[Data about app and page elements]
= = = =
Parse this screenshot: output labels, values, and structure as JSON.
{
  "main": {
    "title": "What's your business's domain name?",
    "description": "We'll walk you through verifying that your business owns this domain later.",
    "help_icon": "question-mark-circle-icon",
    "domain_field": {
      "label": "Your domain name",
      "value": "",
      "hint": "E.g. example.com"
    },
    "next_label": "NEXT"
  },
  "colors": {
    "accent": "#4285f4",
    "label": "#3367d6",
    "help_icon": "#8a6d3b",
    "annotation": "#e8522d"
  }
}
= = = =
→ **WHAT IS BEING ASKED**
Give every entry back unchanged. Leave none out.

→ **YOUR SOLUTION**
Parse this screenshot: output labels, values, and structure as JSON.
{
  "main": {
    "title": "What's your business's domain name?",
    "description": "We'll walk you through verifying that your business owns this domain later.",
    "help_icon": "question-mark-circle-icon",
    "domain_field": {
      "label": "Your domain name",
      "value": "",
      "hint": "E.g. example.com"
    },
    "next_label": "NEXT"
  },
  "colors": {
    "accent": "#4285f4",
    "label": "#3367d6",
    "help_icon": "#8a6d3b",
    "annotation": "#e8522d"
  }
}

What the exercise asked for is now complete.